By Rebecca Martin
Last evening, the Kingston Common Council unanimously passed Resolution No. 227 “Requesting an (Enhanced) Public Participation Plan for Lincoln Park LLC (also known as GlidePath and/or the Lincoln Park Grid Support Center) as per the Department of Environmental Conservation (DEC) Commissioner Policy (CP) 29.” This relates directly to a fossil fuel peak energy power plant being proposed in the Town of Ulster, where only 1.3 miles away (and downwind) is Kingston’s Rondout that includes an environmental justice area identified by the DEC.
What’s this all about and why is it significant?
For the last 12 months, KingstonCitizens.org – along with our environmental and citizen partners – have been following the State Environmental Quality Review (SEQR) process for the Lincoln Park Grid Support Center, a 20 MW natural gas fired generation plant with diesel backup and battery storage project being proposed in the Town of Ulster, NY.
VIEW “Toolkit and Video: Residents of Ulster County and “G” Zone Counties: Temporary Moratorium on Fossil Fuel Power Plants to Address Zoning.
During the public scoping process, the NYS Department of Environmental Conservation in its “Comments on Draft Scope” (March 20th, 2018) for the proposed “power plant” under Air Resources stated that, “Air Permit Applications are subject to the Department’s Environmental Justice Policy (CP-29).”
The intent of the Commissioner’s Policy (CP) requires the applicant to incorporate environmental justice into the permitting process and prepare a Public Participation Plan.

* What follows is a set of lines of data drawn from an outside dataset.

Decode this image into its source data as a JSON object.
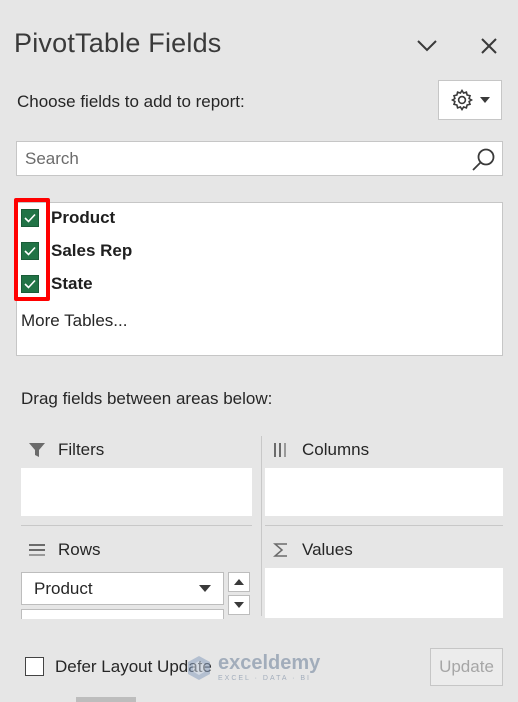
{
  "panel": {
    "title": "PivotTable Fields",
    "choose_label": "Choose fields to add to report:",
    "icons": {
      "collapse": "chevron-down-icon",
      "close": "close-icon",
      "settings": "gear-icon",
      "search": "search-icon"
    }
  },
  "search": {
    "placeholder": "Search",
    "value": ""
  },
  "fields": [
    {
      "label": "Product",
      "checked": true
    },
    {
      "label": "Sales Rep",
      "checked": true
    },
    {
      "label": "State",
      "checked": true
    }
  ],
  "more_tables_label": "More Tables...",
  "areas": {
    "drag_label": "Drag fields between areas below:",
    "filters": {
      "label": "Filters",
      "icon": "filter-icon"
    },
    "columns": {
      "label": "Columns",
      "icon": "columns-icon"
    },
    "rows": {
      "label": "Rows",
      "icon": "rows-icon",
      "items": [
        "Product"
      ]
    },
    "values": {
      "label": "Values",
      "icon": "sigma-icon"
    }
  },
  "footer": {
    "defer_label": "Defer Layout Update",
    "defer_checked": false,
    "update_label": "Update"
  },
  "watermark": {
    "brand": "exceldemy",
    "tagline": "EXCEL · DATA · BI"
  },
  "colors": {
    "accent": "#217346",
    "highlight": "#ff0000",
    "background": "#e6e6e6"
  }
}
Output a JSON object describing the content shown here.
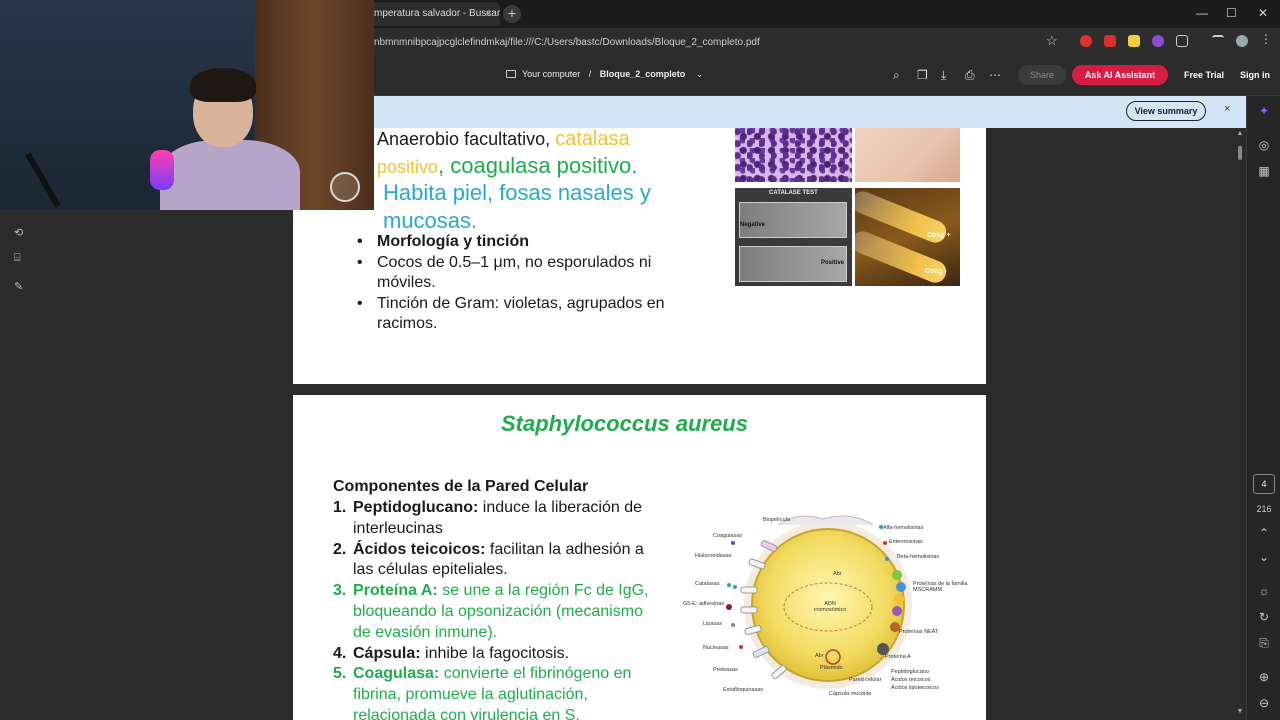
{
  "browser": {
    "tab_title": "mperatura salvador - Buscar",
    "tab_close": "×",
    "new_tab": "+",
    "url": "nbmnmnibpcajpcglclefindmkaj/file:///C:/Users/bastc/Downloads/Bloque_2_completo.pdf",
    "win_min": "—",
    "win_max": "☐",
    "win_close": "✕"
  },
  "viewer": {
    "location": "Your computer",
    "separator": "/",
    "file_name": "Bloque_2_completo",
    "share_label": "Share",
    "ai_label": "Ask AI Assistant",
    "trial_label": "Free Trial",
    "signin_label": "Sign in",
    "summary_label": "View summary",
    "banner_close": "×",
    "page_current": "4",
    "page_total": "216"
  },
  "page1": {
    "line1_a": "Anaerobio facultativo, ",
    "line1_b": "catalasa",
    "line2_a": "positivo",
    "line2_b": ", coagulasa positivo.",
    "line3": "Habita piel, fosas nasales y",
    "line4": "mucosas.",
    "bullets": [
      "Morfología y tinción",
      "Cocos de 0.5–1 μm, no esporulados ni móviles.",
      "Tinción de Gram: violetas, agrupados en racimos."
    ],
    "catalase_title": "CATALASE TEST",
    "catalase_negative": "Negative",
    "catalase_positive": "Positive",
    "coag_pos": "Coag +",
    "coag_neg": "Coag -"
  },
  "page2": {
    "title": "Staphylococcus aureus",
    "heading": "Componentes de la Pared Celular",
    "items": [
      {
        "num": "1.",
        "term": "Peptidoglucano:",
        "text": " induce la liberación de interleucinas"
      },
      {
        "num": "2.",
        "term": "Ácidos teicoicos:",
        "text": " facilitan la adhesión a las células epiteliales."
      },
      {
        "num": "3.",
        "term": "Proteína A:",
        "text": " se une a la región Fc de IgG, bloqueando la opsonización (mecanismo de evasión inmune)."
      },
      {
        "num": "4.",
        "term": "Cápsula:",
        "text": " inhibe la fagocitosis."
      },
      {
        "num": "5.",
        "term": "Coagulasa:",
        "text": " convierte el fibrinógeno en fibrina, promueve la aglutinación, relacionada con virulencia en S."
      }
    ],
    "diagram_labels": {
      "biopelicula": "Biopelícula",
      "coagulasas": "Coagulasas",
      "hialuronidasas": "Hialuronidasas",
      "catalasas": "Catalasas",
      "adhesinas": "G5-E: adhesinas",
      "lipasas": "Lipasas",
      "nucleasas": "Nucleasas",
      "proteasas": "Proteasas",
      "estafiloquinasas": "Estafiloquinasas",
      "alfa": "Alfa-hemolisinas",
      "enterotoxinas": "Enterotoxinas",
      "beta": "Beta-hemolisinas",
      "mscramm": "Proteínas de la familia MSCRAMM",
      "neat": "Proteínas NEAT",
      "proteina_a": "Proteína A",
      "pared": "Pared celular",
      "peptidoglucano": "Peptidoglucano",
      "teicoicos": "Ácidos teicoicos",
      "lipoteicoicos": "Ácidos lipoteicoicos",
      "capsula": "Cápsula mucoide",
      "adn": "ADN cromosómico",
      "plasmido": "Plásmido",
      "abr1": "Abr",
      "abr2": "Abr"
    }
  },
  "colors": {
    "accent_green": "#1fad4b",
    "accent_yellow": "#f1c232",
    "accent_cyan": "#29a8d6",
    "ai_button": "#d61e45",
    "banner": "#d2e6f8"
  }
}
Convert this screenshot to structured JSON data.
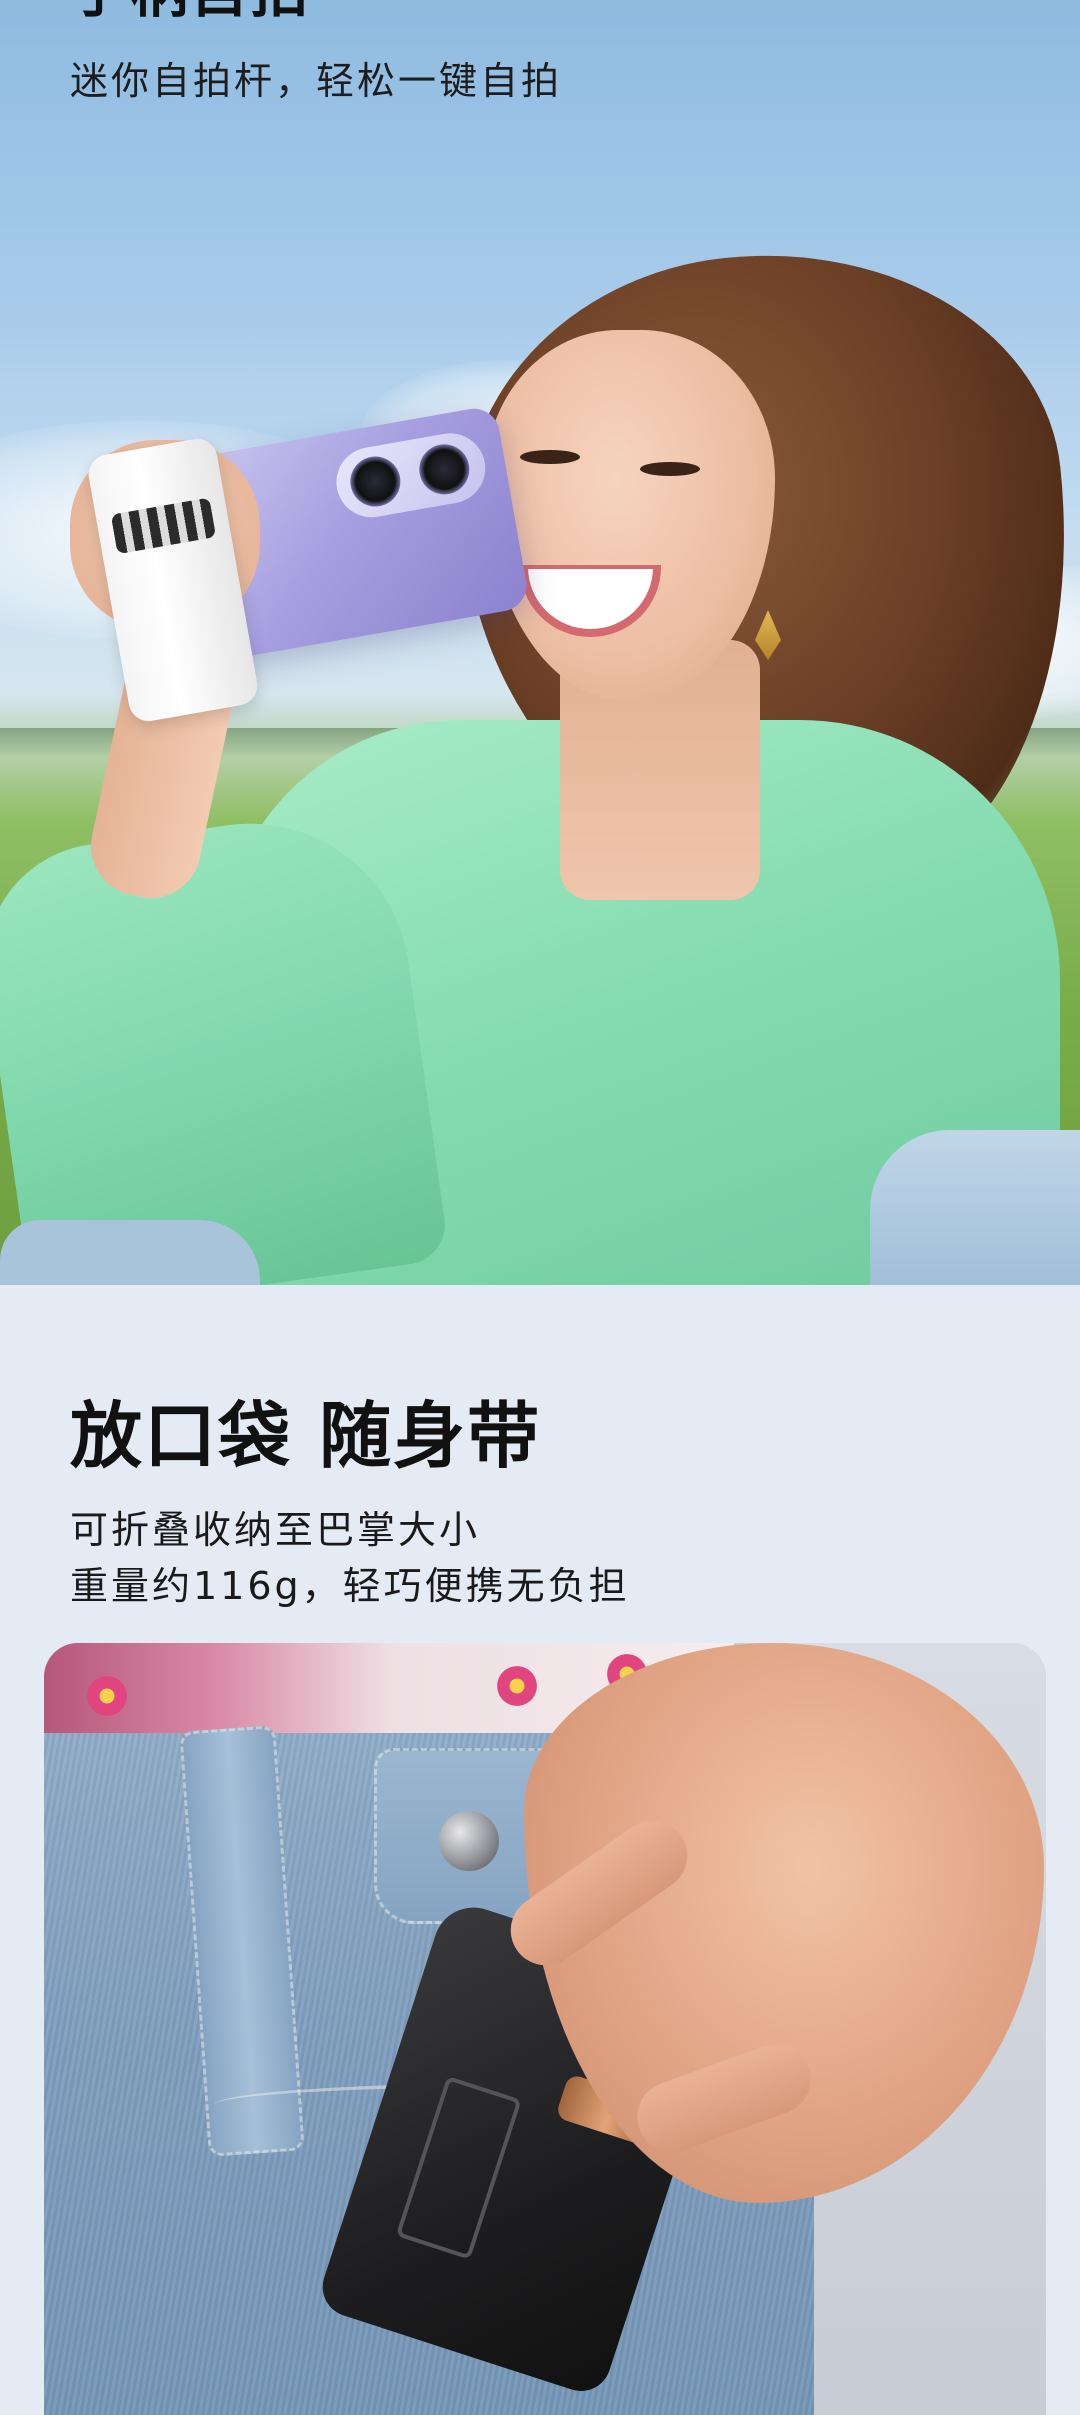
{
  "hero": {
    "title": "手柄自拍",
    "subtitle": "迷你自拍杆，轻松一键自拍"
  },
  "section2": {
    "title": "放口袋 随身带",
    "description_lines": [
      "可折叠收纳至巴掌大小",
      "重量约116g，轻巧便携无负担"
    ]
  }
}
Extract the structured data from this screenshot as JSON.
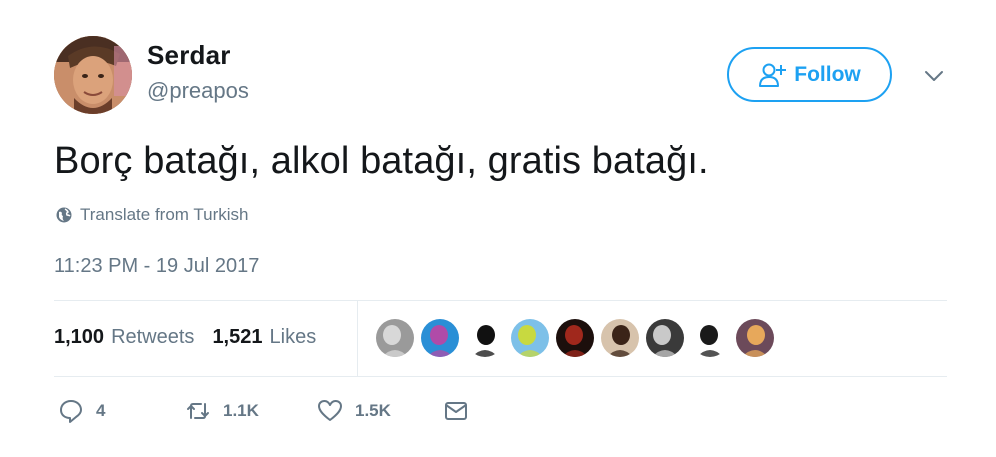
{
  "author": {
    "display_name": "Serdar",
    "handle": "@preapos",
    "avatar_icon": "user-avatar"
  },
  "follow_button": {
    "label": "Follow",
    "icon": "add-user-icon",
    "color": "#1da1f2"
  },
  "menu": {
    "icon": "chevron-down-icon"
  },
  "tweet": {
    "text": "Borç batağı, alkol batağı, gratis batağı.",
    "translate_label": "Translate from Turkish",
    "timestamp": "11:23 PM - 19 Jul 2017"
  },
  "stats": {
    "retweets_count": "1,100",
    "retweets_label": "Retweets",
    "likes_count": "1,521",
    "likes_label": "Likes"
  },
  "likers": [
    {
      "icon": "liker-avatar-1",
      "bg": "#9a9a9a",
      "fg": "#d8d8d8"
    },
    {
      "icon": "liker-avatar-2",
      "bg": "#2a8fd6",
      "fg": "#b04ba8"
    },
    {
      "icon": "liker-avatar-3",
      "bg": "#ffffff",
      "fg": "#111111"
    },
    {
      "icon": "liker-avatar-4",
      "bg": "#7dc0e8",
      "fg": "#c8d940"
    },
    {
      "icon": "liker-avatar-5",
      "bg": "#1c0f0c",
      "fg": "#a0281c"
    },
    {
      "icon": "liker-avatar-6",
      "bg": "#d7c3ac",
      "fg": "#3b2418"
    },
    {
      "icon": "liker-avatar-7",
      "bg": "#3a3a3a",
      "fg": "#c9c9c9"
    },
    {
      "icon": "liker-avatar-8",
      "bg": "#ffffff",
      "fg": "#1a1a1a"
    },
    {
      "icon": "liker-avatar-9",
      "bg": "#6c4a5a",
      "fg": "#e7a85b"
    }
  ],
  "actions": {
    "reply_count": "4",
    "retweet_count": "1.1K",
    "like_count": "1.5K"
  },
  "colors": {
    "text_primary": "#14171a",
    "text_secondary": "#657786",
    "divider": "#e6ecf0",
    "accent": "#1da1f2"
  }
}
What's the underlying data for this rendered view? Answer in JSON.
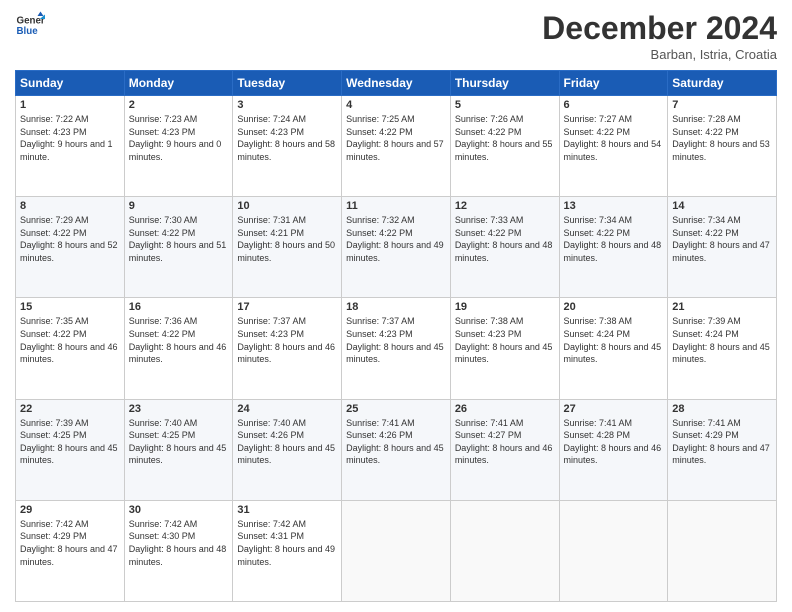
{
  "header": {
    "logo_line1": "General",
    "logo_line2": "Blue",
    "month_title": "December 2024",
    "location": "Barban, Istria, Croatia"
  },
  "weekdays": [
    "Sunday",
    "Monday",
    "Tuesday",
    "Wednesday",
    "Thursday",
    "Friday",
    "Saturday"
  ],
  "weeks": [
    [
      {
        "day": "1",
        "sunrise": "7:22 AM",
        "sunset": "4:23 PM",
        "daylight": "9 hours and 1 minute."
      },
      {
        "day": "2",
        "sunrise": "7:23 AM",
        "sunset": "4:23 PM",
        "daylight": "9 hours and 0 minutes."
      },
      {
        "day": "3",
        "sunrise": "7:24 AM",
        "sunset": "4:23 PM",
        "daylight": "8 hours and 58 minutes."
      },
      {
        "day": "4",
        "sunrise": "7:25 AM",
        "sunset": "4:22 PM",
        "daylight": "8 hours and 57 minutes."
      },
      {
        "day": "5",
        "sunrise": "7:26 AM",
        "sunset": "4:22 PM",
        "daylight": "8 hours and 55 minutes."
      },
      {
        "day": "6",
        "sunrise": "7:27 AM",
        "sunset": "4:22 PM",
        "daylight": "8 hours and 54 minutes."
      },
      {
        "day": "7",
        "sunrise": "7:28 AM",
        "sunset": "4:22 PM",
        "daylight": "8 hours and 53 minutes."
      }
    ],
    [
      {
        "day": "8",
        "sunrise": "7:29 AM",
        "sunset": "4:22 PM",
        "daylight": "8 hours and 52 minutes."
      },
      {
        "day": "9",
        "sunrise": "7:30 AM",
        "sunset": "4:22 PM",
        "daylight": "8 hours and 51 minutes."
      },
      {
        "day": "10",
        "sunrise": "7:31 AM",
        "sunset": "4:21 PM",
        "daylight": "8 hours and 50 minutes."
      },
      {
        "day": "11",
        "sunrise": "7:32 AM",
        "sunset": "4:22 PM",
        "daylight": "8 hours and 49 minutes."
      },
      {
        "day": "12",
        "sunrise": "7:33 AM",
        "sunset": "4:22 PM",
        "daylight": "8 hours and 48 minutes."
      },
      {
        "day": "13",
        "sunrise": "7:34 AM",
        "sunset": "4:22 PM",
        "daylight": "8 hours and 48 minutes."
      },
      {
        "day": "14",
        "sunrise": "7:34 AM",
        "sunset": "4:22 PM",
        "daylight": "8 hours and 47 minutes."
      }
    ],
    [
      {
        "day": "15",
        "sunrise": "7:35 AM",
        "sunset": "4:22 PM",
        "daylight": "8 hours and 46 minutes."
      },
      {
        "day": "16",
        "sunrise": "7:36 AM",
        "sunset": "4:22 PM",
        "daylight": "8 hours and 46 minutes."
      },
      {
        "day": "17",
        "sunrise": "7:37 AM",
        "sunset": "4:23 PM",
        "daylight": "8 hours and 46 minutes."
      },
      {
        "day": "18",
        "sunrise": "7:37 AM",
        "sunset": "4:23 PM",
        "daylight": "8 hours and 45 minutes."
      },
      {
        "day": "19",
        "sunrise": "7:38 AM",
        "sunset": "4:23 PM",
        "daylight": "8 hours and 45 minutes."
      },
      {
        "day": "20",
        "sunrise": "7:38 AM",
        "sunset": "4:24 PM",
        "daylight": "8 hours and 45 minutes."
      },
      {
        "day": "21",
        "sunrise": "7:39 AM",
        "sunset": "4:24 PM",
        "daylight": "8 hours and 45 minutes."
      }
    ],
    [
      {
        "day": "22",
        "sunrise": "7:39 AM",
        "sunset": "4:25 PM",
        "daylight": "8 hours and 45 minutes."
      },
      {
        "day": "23",
        "sunrise": "7:40 AM",
        "sunset": "4:25 PM",
        "daylight": "8 hours and 45 minutes."
      },
      {
        "day": "24",
        "sunrise": "7:40 AM",
        "sunset": "4:26 PM",
        "daylight": "8 hours and 45 minutes."
      },
      {
        "day": "25",
        "sunrise": "7:41 AM",
        "sunset": "4:26 PM",
        "daylight": "8 hours and 45 minutes."
      },
      {
        "day": "26",
        "sunrise": "7:41 AM",
        "sunset": "4:27 PM",
        "daylight": "8 hours and 46 minutes."
      },
      {
        "day": "27",
        "sunrise": "7:41 AM",
        "sunset": "4:28 PM",
        "daylight": "8 hours and 46 minutes."
      },
      {
        "day": "28",
        "sunrise": "7:41 AM",
        "sunset": "4:29 PM",
        "daylight": "8 hours and 47 minutes."
      }
    ],
    [
      {
        "day": "29",
        "sunrise": "7:42 AM",
        "sunset": "4:29 PM",
        "daylight": "8 hours and 47 minutes."
      },
      {
        "day": "30",
        "sunrise": "7:42 AM",
        "sunset": "4:30 PM",
        "daylight": "8 hours and 48 minutes."
      },
      {
        "day": "31",
        "sunrise": "7:42 AM",
        "sunset": "4:31 PM",
        "daylight": "8 hours and 49 minutes."
      },
      null,
      null,
      null,
      null
    ]
  ]
}
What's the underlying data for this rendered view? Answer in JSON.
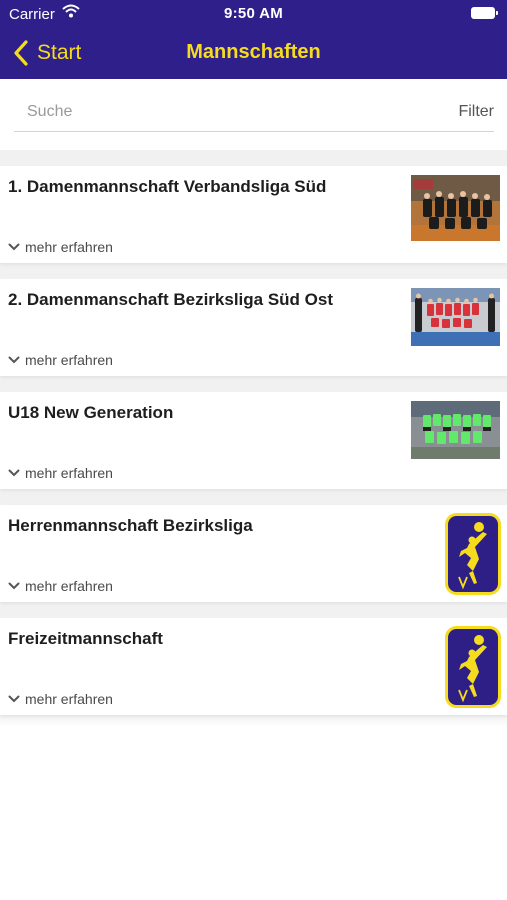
{
  "status_bar": {
    "carrier": "Carrier",
    "time": "9:50 AM"
  },
  "nav": {
    "back_label": "Start",
    "title": "Mannschaften"
  },
  "search": {
    "placeholder": "Suche",
    "value": "",
    "filter_label": "Filter"
  },
  "colors": {
    "header_bg": "#2f1f8a",
    "accent_yellow": "#f5dc1e"
  },
  "teams": [
    {
      "title": "1. Damenmannschaft Verbandsliga Süd",
      "more_label": "mehr erfahren",
      "image": "team-photo"
    },
    {
      "title": "2. Damenmanschaft Bezirksliga Süd Ost",
      "more_label": "mehr erfahren",
      "image": "team-photo"
    },
    {
      "title": "U18 New Generation",
      "more_label": "mehr erfahren",
      "image": "team-photo"
    },
    {
      "title": "Herrenmannschaft Bezirksliga",
      "more_label": "mehr erfahren",
      "image": "club-logo"
    },
    {
      "title": "Freizeitmannschaft",
      "more_label": "mehr erfahren",
      "image": "club-logo"
    }
  ]
}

Kingston’s Environmental Justice area that was identified as being potentially impacted (in Rondout, Kingston, only 1.3 miles South of the proposed project location) would be provided with sufficient time, tools, and the opportunity to clearly voice, and have their comments be considered.
On July 23rd, 2018, Mayor Steve Noble wrote a letter to Kelly Turturro (DEC Region 3) as a follow-up, asking that the DEC “…send a written notice to the applicant requesting that it immediately commence compliance with the requirements of the Department’s Environmental Justice Policy, as specific in the Department’s March 20, 2018 Comments on Draft Scope.”
Process Steps: Passing Resolution No. 227.
As we awaited an update from the DEC and GlidePath on this matter, on October 29, 2018 KingstonCitizens.org asked that the Kingston Common Council amplify the Mayor’s request and also ask that the DEC direct the applicant to prepare and submit an enhanced Participation Plan for review and approval, so that it can be implemented before the public comment on the DEIS (Draft Environmental Impact Statement) is opened – which we are expecting to be delivered at any time.
The process steps included getting the item on the Public Safety Committee agenda for November for discussion. The resolution language was looked over by Kingston’s Corporation Council, and sent out of committee to caucus where it went to the floor to be voted on last night – and passed unanimously.
It was a great night for this item to be on the agenda, too, as we also got to witness the Municipal ID program as well as the Mayor’s 2019 Municipal budget all pass unanimously. We’d like to thank our elected and appointed officials and staff alike for their thoughtful leadership and hard work.
18:20 – 21:40
Rebecca Martin, KingstonCitizens.org
37:15 – 38:40
Sue Rosenberg, CAPP-NY
48:55 – 51:33
Iris Marie Bloom, CAPP-NY
Local Law of 2018 Municipal ID Program passes unanimously
Resolution #220 to approve the city’s general fund budget for the fiscal year 2019, as Amended.
Ward 3 Alderman Rennie Scott Childress (Majority Leader)
Ward 9 Alderwoman Andrea Shaut15:02 – 17:19
Ward 5 Alderman Bill Carey17:24 – 18:08
Ward 7 Alderman Patrick O’Reilly
23:57 – 27:13
Ward 6 Alderman Tony Davis
Resolution is adopted 9/0